Other commodity markets remain in turmoil. The LME suspended trading in Nickel after a short squeeze drove prices above $100,000 yesterday. These transactions would be cancelled to reduce the fallout to traders caught on the wrong side of the trade and facing onerous margin calls. Other metals pared or erased gains following the LME’s announcement and other commodities are taking a breather. After a massive upward run, wheat prices are down over 6%, while corn and copper prices are slightly weaker. Gold prices continue to be well supported on the safe-haven trade, reached as high as USD2070 per ounce, before paring gains.
Bloomberg reported that the EU is discussing a plan to jointly issue bonds on a potentially massive scale to finance energy and defence spending and this might be presented at the EU leaders’ summit that begins tomorrow. There are some hurdles to clear, including unanimous approval by the member countries, but there is recent form, with the €1.8T EU recovery fund launched last year in response to the pandemic. After the report, peripheral spreads to Germany narrowed significantly, with Germany’s 10-year rate up 13bps for the day against no change in Italy’s 10-year rate.
Within the last hour, President Zelensky said that he is no longer pressing for NATO membership for Ukraine and that he was open to compromise on the status of the two breakaway pro-Russian territories in Eastern Ukraine. This would satisfy two of the four conditions we mentioned in yesterday’s report that President Putin said could end the war. Reports of this news saw a positive turnaround in the euro and S&P500.
The Euro Stoxx 600 fell by “only” 0.5% and, while the S&P500 was mainly lower throughout the morning session, as we go to print it is now up over 1% for the session. Still, markets remain precarious and the VIX index is barely lower at a still-high 35 level.
The surge in Germany’s 10-year rate spilled over into US Treasuries. The 10-year rate is near its highs for the day, up 9bps to 1.87%. Traders remain convinced that despite the risks to the global economic outlook from the war in Ukraine, the higher inflationary backdrop won’t push the Fed off-course for a series of rate hikes. Six hikes remain priced for this year and the 2-year rate is up 8bps to 1.63%.

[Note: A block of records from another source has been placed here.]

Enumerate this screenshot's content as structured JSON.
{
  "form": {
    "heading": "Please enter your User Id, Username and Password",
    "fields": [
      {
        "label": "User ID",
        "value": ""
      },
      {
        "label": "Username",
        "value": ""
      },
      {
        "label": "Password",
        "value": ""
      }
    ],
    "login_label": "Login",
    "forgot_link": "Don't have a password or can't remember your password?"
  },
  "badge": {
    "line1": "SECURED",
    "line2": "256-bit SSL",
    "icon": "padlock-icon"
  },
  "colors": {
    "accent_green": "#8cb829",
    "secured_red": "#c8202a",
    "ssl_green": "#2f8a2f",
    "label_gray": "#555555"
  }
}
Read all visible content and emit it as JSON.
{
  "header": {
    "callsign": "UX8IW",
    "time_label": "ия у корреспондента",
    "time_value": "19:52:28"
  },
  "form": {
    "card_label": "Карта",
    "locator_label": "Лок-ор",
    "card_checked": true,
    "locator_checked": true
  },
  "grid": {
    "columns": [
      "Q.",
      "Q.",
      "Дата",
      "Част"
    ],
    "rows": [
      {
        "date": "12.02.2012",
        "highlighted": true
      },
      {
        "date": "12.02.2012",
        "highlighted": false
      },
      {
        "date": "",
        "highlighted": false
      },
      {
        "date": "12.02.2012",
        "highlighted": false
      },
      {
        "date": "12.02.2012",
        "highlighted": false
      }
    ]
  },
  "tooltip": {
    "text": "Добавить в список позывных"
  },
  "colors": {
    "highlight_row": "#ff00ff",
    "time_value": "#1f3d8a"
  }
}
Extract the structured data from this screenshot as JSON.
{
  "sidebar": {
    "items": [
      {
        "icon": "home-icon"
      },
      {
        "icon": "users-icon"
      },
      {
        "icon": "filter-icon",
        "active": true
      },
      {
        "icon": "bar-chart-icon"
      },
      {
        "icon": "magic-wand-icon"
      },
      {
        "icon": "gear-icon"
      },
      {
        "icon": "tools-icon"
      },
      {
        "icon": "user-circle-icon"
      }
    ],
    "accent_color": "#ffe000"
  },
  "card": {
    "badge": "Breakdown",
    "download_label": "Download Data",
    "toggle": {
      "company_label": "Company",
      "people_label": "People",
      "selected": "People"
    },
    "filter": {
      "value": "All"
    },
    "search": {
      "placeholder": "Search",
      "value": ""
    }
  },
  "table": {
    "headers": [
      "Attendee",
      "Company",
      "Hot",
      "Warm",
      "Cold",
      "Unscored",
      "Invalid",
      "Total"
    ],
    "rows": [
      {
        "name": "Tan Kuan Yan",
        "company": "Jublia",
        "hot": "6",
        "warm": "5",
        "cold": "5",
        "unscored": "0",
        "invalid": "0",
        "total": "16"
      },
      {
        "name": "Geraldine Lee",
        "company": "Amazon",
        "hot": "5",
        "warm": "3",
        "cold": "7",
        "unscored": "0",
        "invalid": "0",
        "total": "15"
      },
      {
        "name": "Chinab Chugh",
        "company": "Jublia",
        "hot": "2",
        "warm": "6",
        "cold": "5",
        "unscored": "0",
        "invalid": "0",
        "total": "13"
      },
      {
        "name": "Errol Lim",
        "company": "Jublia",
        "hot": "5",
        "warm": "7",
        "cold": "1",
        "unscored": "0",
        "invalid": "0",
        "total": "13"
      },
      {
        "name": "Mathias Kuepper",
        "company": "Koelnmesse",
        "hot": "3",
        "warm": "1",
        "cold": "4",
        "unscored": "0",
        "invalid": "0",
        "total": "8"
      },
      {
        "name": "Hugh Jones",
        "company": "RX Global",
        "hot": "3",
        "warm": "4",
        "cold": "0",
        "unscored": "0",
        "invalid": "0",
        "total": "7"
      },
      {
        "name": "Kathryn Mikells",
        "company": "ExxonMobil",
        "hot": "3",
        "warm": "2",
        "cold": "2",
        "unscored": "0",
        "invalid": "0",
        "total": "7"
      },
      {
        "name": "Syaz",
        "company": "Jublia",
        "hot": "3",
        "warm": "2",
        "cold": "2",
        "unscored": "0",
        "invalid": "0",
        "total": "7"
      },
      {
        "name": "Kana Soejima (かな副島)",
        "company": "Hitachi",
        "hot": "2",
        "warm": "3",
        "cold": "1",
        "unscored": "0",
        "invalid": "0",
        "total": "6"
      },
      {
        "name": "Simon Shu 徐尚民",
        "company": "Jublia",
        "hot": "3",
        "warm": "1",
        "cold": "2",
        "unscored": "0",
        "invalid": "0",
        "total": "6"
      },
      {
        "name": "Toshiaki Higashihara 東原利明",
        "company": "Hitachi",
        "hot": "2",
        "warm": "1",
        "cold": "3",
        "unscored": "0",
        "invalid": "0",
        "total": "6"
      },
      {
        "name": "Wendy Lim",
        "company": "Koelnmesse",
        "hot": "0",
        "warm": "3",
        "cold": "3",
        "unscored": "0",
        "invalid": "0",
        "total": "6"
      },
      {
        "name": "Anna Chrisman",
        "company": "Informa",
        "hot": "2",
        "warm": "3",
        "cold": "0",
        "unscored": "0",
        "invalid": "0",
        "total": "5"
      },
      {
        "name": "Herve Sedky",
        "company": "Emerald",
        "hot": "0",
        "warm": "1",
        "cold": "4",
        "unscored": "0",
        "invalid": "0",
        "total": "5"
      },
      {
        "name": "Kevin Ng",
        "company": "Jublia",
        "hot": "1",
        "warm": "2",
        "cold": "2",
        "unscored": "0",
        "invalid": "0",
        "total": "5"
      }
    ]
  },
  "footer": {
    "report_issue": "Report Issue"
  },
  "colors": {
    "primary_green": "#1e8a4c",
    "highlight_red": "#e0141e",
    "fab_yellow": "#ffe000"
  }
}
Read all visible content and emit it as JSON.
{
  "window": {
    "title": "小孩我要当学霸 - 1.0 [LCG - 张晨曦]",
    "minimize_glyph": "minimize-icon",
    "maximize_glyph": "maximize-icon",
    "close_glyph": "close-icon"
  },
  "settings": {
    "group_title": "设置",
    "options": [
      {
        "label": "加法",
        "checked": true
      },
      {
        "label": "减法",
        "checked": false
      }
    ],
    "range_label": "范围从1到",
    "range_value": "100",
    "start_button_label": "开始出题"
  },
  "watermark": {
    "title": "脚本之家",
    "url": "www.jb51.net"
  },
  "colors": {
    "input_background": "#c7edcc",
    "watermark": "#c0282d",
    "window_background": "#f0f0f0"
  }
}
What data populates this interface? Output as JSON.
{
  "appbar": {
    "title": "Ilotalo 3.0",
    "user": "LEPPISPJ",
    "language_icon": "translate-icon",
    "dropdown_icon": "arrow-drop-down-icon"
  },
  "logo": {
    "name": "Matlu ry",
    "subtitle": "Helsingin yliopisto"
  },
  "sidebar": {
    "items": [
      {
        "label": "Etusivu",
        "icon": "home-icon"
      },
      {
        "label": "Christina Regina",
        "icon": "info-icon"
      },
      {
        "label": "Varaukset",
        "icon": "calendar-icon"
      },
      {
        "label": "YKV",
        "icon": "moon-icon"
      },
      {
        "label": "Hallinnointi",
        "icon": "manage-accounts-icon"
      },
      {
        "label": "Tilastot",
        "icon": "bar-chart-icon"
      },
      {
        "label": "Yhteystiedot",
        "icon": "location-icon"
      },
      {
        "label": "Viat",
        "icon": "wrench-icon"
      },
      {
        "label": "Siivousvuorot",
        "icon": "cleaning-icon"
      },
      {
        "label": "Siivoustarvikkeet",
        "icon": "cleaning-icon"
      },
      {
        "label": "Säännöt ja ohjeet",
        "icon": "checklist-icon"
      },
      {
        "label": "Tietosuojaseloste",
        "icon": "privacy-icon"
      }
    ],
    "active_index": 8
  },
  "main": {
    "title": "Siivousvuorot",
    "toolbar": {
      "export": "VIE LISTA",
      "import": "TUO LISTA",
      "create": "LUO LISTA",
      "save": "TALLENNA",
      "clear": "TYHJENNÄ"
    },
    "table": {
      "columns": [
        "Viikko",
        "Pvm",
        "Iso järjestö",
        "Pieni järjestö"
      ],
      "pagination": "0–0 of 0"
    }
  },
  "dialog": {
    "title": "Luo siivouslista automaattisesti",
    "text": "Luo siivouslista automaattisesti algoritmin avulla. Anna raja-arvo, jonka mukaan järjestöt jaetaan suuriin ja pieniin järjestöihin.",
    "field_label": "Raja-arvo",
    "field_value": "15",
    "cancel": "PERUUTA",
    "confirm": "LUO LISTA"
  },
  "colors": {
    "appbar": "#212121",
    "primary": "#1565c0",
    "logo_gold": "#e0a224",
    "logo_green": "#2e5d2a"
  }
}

In currency markets, trading in EUR was choppy, as it gained ground after reports of the plan for EU bonds for massive fiscal expansion, later pared that gain, before being revived after Zelensky’s comments. EUR is up 0.8% overnight to 1.0950 and NZD/EUR has fallen to 0.6230. The AUD and CAD have weakened after commodity prices came off the boil, even though oil remains well supported. The AUD has fallen 0.6% overnight to 0.7280.
The NZD has been less affected by the commodities turmoil and is barely lower overnight at 0.6825, after finding some support around 0.68. Thus, NZD/AUD has pushed higher to 0.9370 after earlier making a run towards 0.94.
Providing some support for the NZD, ANZ bank changed its OCR call to predict back-to-back 50bps hikes by the RBNZ over the next two meetings, which drove a surge in domestic short rates. The 2-year swap rate closed 12bps higher to 2.90% and short-end NZGBs were hit as well, with the 2023 bond up 15bps. The second and third bills futures rose 16-17bps in yield terms. The longer end of the curve was less affected and driven by global forces, which saw 10-year swap up 6bps to 3.05% and the 10-year NZGB up 8bps to 2.80%.
ANZ seems to be putting more weight on the near-term lift in CPI inflation, to over 7%, than the demand destruction of higher oil prices and the massive squeeze on household disposable incomes. We note that NZ consumer confidence is already down to levels consistent with economic recession. The world growth outlook is also threatened by the war in Ukraine. If anything, we’ve seen the market pare back expectations for global policy tightening in response to the war in Ukraine, not ramp them higher. One thing for sure is that central banks are in a difficult spot, with the commodity price shock coming at a time when inflation pressures are already uncomfortably high.
In the day ahead, eyes will be on RBA Governor Lowe’s speech on economic developments. China inflation data are also released, while the overnight economic calendar remains light.